- 10 November 2013
- From the section Scotland politics
Services have been held across Scotland to mark Remembrance Sunday.
First Minister Alex Salmond and Scottish Secretary Alistair Carmichael laid wreaths at the Stone of Remembrance in Edinburgh.
Similar ceremonies have been taking place in churches and at war memorials around the country.
Small crosses with messages for servicemen and women past and present are also on display in Fields of Remembrance in Edinburgh and Inverness.
They have been set up by charity PoppyScotland as part of a fundraising appeal.
About 10,000 crosses are on display in the Field of Remembrance in Princes Street Gardens in Edinburgh and in Inverness there are about 2,100 crosses.
The initiative has raised £240,000 to support veterans and their families this year.
In Edinburgh, the gun was fired from Edinburgh Castle and a two-minute silence was observed, marking the end of the anniversary of World War 1.
The Royal British Legion Scotland Remembrance Day parade of veterans, serving military detachments and cadets marched from St Giles Street to the Stone of Remembrance at the city chambers.
The parade and ceremony was being followed by a service at St Giles Cathedral.
Mr Salmond laid a wreath with 17-year-old Army cadet, Colour Sgt Sean Collister, who is a pupil at Craigroyston High School in Edinburgh.
Speaking ahead of the service he said: "Remembrance Sunday is a solemn occasion when we recall the huge sacrifices made in past conflicts.
"Scotland will pause in memory of those who gave their lives in the service of their country.

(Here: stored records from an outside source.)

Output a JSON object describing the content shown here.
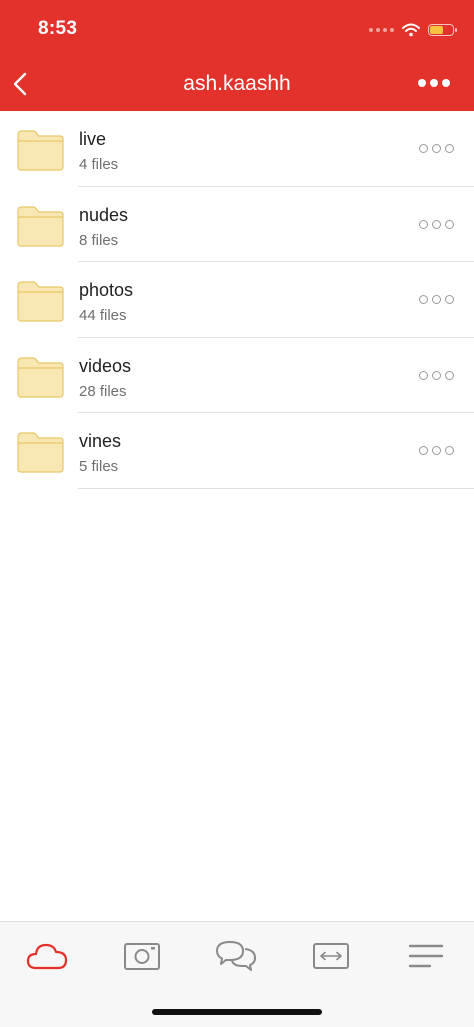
{
  "status_bar": {
    "time": "8:53"
  },
  "header": {
    "title": "ash.kaashh"
  },
  "folders": [
    {
      "name": "live",
      "count": "4 files"
    },
    {
      "name": "nudes",
      "count": "8 files"
    },
    {
      "name": "photos",
      "count": "44 files"
    },
    {
      "name": "videos",
      "count": "28 files"
    },
    {
      "name": "vines",
      "count": "5 files"
    }
  ],
  "tabbar": {
    "items": [
      "cloud-icon",
      "camera-icon",
      "chat-icon",
      "transfer-icon",
      "menu-icon"
    ],
    "active": "cloud-icon"
  },
  "colors": {
    "accent": "#e2322b",
    "folder_fill": "#f8e7b2",
    "folder_stroke": "#e8c766",
    "tab_icon": "#8a8a8a"
  }
}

And we also pay tribute to those who continue to serve bravely today in conflict zones far from home.
"This year's Remembrance Sunday service holds particular significance, as it is the last before next year's centenary of the outbreak of the First World War."
Mr Carmichael laid a wreath and delivered a reading at the cathedral service.

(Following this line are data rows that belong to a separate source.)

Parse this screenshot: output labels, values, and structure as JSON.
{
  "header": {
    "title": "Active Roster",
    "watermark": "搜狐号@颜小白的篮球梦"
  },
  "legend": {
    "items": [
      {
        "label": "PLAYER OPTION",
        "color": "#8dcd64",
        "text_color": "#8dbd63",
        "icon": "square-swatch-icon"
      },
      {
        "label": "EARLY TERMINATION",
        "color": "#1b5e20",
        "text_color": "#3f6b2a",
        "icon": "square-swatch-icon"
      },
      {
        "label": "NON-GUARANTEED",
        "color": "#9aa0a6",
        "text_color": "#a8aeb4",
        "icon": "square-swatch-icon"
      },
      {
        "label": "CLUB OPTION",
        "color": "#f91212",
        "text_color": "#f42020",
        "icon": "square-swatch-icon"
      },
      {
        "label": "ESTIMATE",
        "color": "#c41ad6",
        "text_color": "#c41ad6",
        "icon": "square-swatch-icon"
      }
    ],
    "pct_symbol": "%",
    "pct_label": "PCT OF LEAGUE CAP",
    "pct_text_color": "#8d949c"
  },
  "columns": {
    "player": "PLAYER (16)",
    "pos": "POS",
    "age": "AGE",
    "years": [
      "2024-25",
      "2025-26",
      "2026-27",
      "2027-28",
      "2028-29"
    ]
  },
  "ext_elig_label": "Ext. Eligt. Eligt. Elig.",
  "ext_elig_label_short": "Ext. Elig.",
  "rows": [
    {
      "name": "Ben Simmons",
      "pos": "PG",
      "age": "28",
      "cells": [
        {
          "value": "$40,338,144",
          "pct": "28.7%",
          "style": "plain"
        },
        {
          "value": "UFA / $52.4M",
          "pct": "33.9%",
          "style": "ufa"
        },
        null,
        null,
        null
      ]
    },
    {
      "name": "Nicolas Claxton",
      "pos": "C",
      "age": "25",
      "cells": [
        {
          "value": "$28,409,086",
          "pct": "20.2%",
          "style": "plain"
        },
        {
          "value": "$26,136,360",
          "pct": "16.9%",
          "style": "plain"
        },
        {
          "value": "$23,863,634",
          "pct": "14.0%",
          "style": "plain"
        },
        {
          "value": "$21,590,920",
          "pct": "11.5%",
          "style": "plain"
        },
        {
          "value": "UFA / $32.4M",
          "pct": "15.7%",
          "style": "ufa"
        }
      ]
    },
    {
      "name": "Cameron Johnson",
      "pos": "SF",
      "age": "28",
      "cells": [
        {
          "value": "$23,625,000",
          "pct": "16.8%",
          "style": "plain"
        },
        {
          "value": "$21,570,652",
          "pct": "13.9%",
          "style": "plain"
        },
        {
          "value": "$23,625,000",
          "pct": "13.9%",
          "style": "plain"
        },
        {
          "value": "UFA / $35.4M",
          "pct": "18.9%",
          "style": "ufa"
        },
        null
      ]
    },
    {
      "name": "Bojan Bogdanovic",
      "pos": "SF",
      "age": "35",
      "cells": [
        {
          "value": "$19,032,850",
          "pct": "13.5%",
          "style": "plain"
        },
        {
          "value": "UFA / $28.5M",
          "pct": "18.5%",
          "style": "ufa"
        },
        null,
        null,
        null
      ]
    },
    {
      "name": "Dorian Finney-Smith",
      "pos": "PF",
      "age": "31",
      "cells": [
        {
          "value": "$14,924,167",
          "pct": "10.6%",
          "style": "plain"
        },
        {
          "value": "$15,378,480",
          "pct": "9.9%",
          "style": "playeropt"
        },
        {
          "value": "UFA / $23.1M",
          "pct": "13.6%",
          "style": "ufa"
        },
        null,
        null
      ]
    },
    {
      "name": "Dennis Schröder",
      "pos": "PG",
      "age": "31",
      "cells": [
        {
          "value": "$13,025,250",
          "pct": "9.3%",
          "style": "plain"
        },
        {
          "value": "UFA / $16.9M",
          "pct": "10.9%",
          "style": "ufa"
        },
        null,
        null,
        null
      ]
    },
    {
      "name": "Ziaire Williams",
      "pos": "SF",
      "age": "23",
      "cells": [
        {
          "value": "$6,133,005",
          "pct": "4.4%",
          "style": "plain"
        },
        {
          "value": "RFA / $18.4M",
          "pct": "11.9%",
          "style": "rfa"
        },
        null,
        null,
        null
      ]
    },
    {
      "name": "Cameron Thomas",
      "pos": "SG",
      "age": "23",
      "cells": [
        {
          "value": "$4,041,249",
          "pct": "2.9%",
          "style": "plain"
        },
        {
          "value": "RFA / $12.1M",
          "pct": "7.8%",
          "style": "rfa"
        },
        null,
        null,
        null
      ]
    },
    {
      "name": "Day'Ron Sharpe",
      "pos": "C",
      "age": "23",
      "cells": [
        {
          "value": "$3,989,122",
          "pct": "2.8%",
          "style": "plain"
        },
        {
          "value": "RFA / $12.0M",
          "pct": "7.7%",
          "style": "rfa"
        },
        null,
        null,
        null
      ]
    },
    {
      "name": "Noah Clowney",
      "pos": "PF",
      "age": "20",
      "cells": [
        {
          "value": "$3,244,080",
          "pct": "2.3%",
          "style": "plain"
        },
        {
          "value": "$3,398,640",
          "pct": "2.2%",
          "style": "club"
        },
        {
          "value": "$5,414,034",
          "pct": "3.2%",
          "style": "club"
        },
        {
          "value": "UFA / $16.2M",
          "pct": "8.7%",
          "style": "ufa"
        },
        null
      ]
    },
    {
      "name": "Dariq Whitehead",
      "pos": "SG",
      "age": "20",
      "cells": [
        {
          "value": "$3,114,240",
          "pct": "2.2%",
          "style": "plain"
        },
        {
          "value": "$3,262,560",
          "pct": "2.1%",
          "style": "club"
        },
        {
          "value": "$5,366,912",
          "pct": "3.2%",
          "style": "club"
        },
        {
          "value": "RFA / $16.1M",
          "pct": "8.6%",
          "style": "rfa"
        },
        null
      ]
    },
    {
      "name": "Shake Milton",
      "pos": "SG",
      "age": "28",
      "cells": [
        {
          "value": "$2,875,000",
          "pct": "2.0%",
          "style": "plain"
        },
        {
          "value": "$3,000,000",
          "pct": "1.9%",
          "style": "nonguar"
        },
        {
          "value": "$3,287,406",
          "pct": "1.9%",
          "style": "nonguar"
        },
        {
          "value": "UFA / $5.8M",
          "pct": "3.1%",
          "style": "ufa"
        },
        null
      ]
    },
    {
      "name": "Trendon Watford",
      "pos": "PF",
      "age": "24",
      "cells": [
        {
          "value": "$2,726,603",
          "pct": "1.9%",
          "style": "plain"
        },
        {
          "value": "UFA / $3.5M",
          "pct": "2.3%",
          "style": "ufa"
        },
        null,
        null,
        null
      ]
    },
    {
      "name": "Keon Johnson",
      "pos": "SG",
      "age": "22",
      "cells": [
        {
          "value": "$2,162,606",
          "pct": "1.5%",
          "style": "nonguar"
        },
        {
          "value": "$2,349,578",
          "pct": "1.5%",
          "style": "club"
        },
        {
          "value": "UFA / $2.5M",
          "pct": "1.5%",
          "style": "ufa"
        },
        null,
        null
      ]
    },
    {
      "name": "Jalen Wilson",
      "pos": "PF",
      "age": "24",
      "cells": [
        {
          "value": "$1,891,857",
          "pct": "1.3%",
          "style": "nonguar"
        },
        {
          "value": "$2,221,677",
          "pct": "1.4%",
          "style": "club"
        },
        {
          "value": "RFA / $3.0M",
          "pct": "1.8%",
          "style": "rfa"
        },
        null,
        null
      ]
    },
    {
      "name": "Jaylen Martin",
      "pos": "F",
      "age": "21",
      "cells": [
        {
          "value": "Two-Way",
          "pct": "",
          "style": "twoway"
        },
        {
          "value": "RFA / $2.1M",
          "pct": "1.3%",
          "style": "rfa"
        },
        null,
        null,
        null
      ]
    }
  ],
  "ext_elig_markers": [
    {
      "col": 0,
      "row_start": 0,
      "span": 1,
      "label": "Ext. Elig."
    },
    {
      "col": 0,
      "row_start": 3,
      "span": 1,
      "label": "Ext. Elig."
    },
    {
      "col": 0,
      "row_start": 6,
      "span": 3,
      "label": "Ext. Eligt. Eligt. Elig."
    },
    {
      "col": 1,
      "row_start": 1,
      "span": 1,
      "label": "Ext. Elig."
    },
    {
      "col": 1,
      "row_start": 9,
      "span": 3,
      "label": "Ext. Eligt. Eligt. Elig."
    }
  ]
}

He said: "It is an honour to pay my respects and lay a wreath in memory of all those who have made the ultimate sacrifice in the service of their country.

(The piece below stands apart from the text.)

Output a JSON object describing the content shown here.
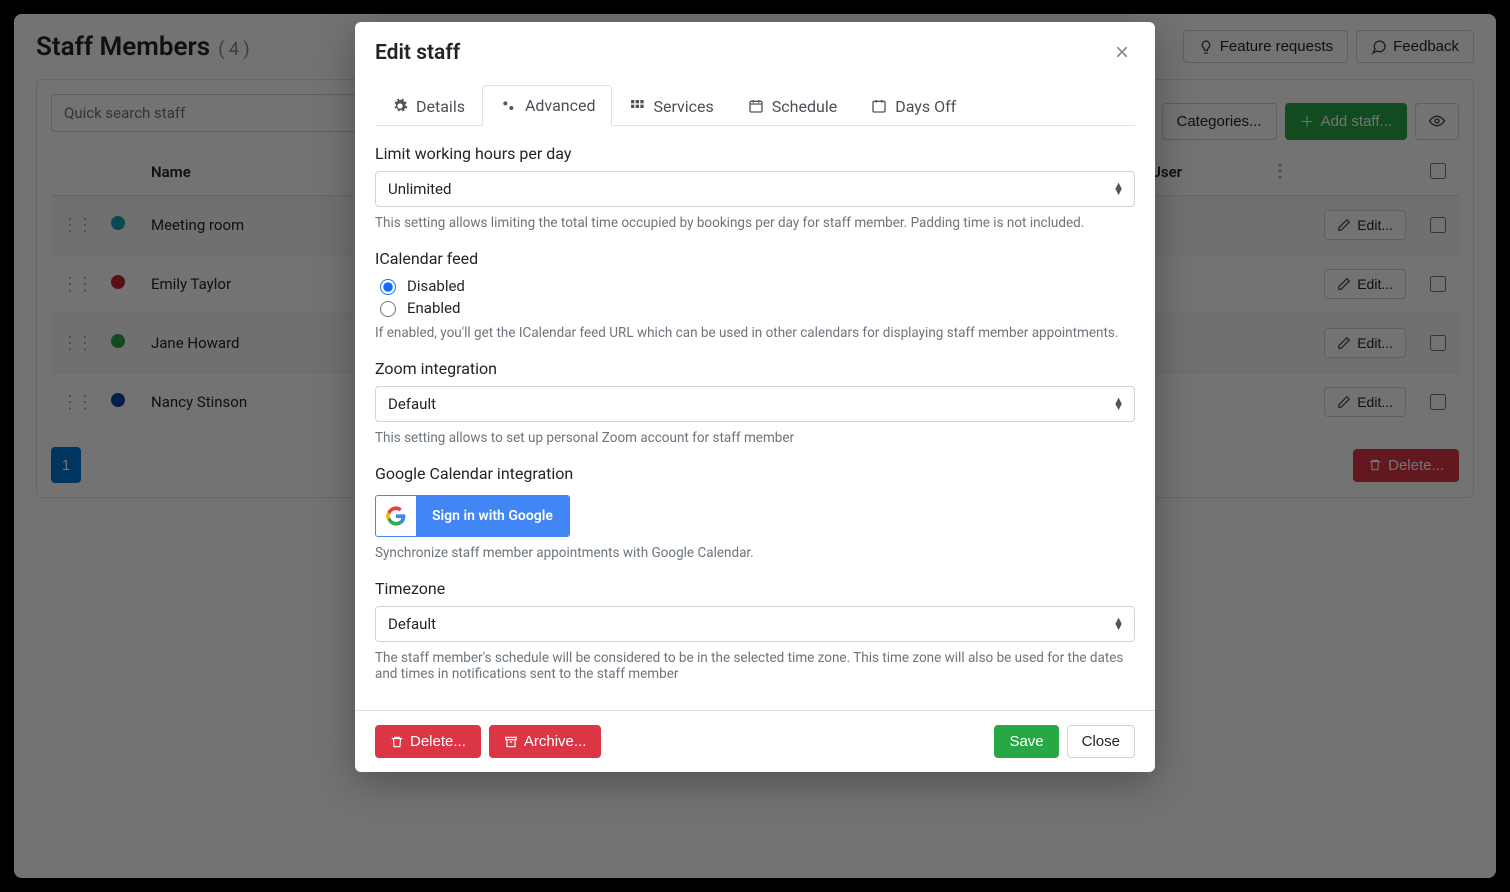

"For those who have served and fallen in the line of duty in the past and for those who continue to serve our country with distinction, today acknowledges their bravery and dedication and emphasises that we will never forget."
Kevin Gray, chief executive officer of the Royal British Legion Scotland, said: "On Remembrance Sunday, our heartfelt tribute will be paid to every single serviceman and woman that has fought and died to keep us safe.
"On this momentous day our thoughts will also be with those who still serve in our Armed Forces and all their loved ones. As we approach the centenary of the start of World War I in 2014 we are reminded especially of all those who lost their life in that conflict."
In Glasgow's George Square a guard of honour was formed by the Royal Navy and Deputy First Minister Nicola Sturgeon was among those who laid a wreath.
'Channels of peace'
In Aberdeen, members of the armed services, veterans and pipe bands paraded from Belmont Street through the city centre to the war memorial at the Cowdray Hall.
A wreath-laying ceremony was held followed by a service in the Kirk of St Nicholas.
The Moderator of the General Assembly of the Church of Scotland the Right Reverend Lorna Hood said: "At this time of year among fallen leaves and falling poppies, we can stop and remember those who did not return from war and conflict, their lives lost at sea, on land and in the air.
"We can remember those who suffer still, damaged in body, mind or spirit.
"As we pay respects to those whose sacrifice took place long ago, may we also remember those in danger right now in so many parts of the world."
She added: "May we be channels of peace in small-scale relationships and encouragers of peace on the wider stage. May we all play our part in striving towards a world without war, built on mutual trust and care, mercy and justice."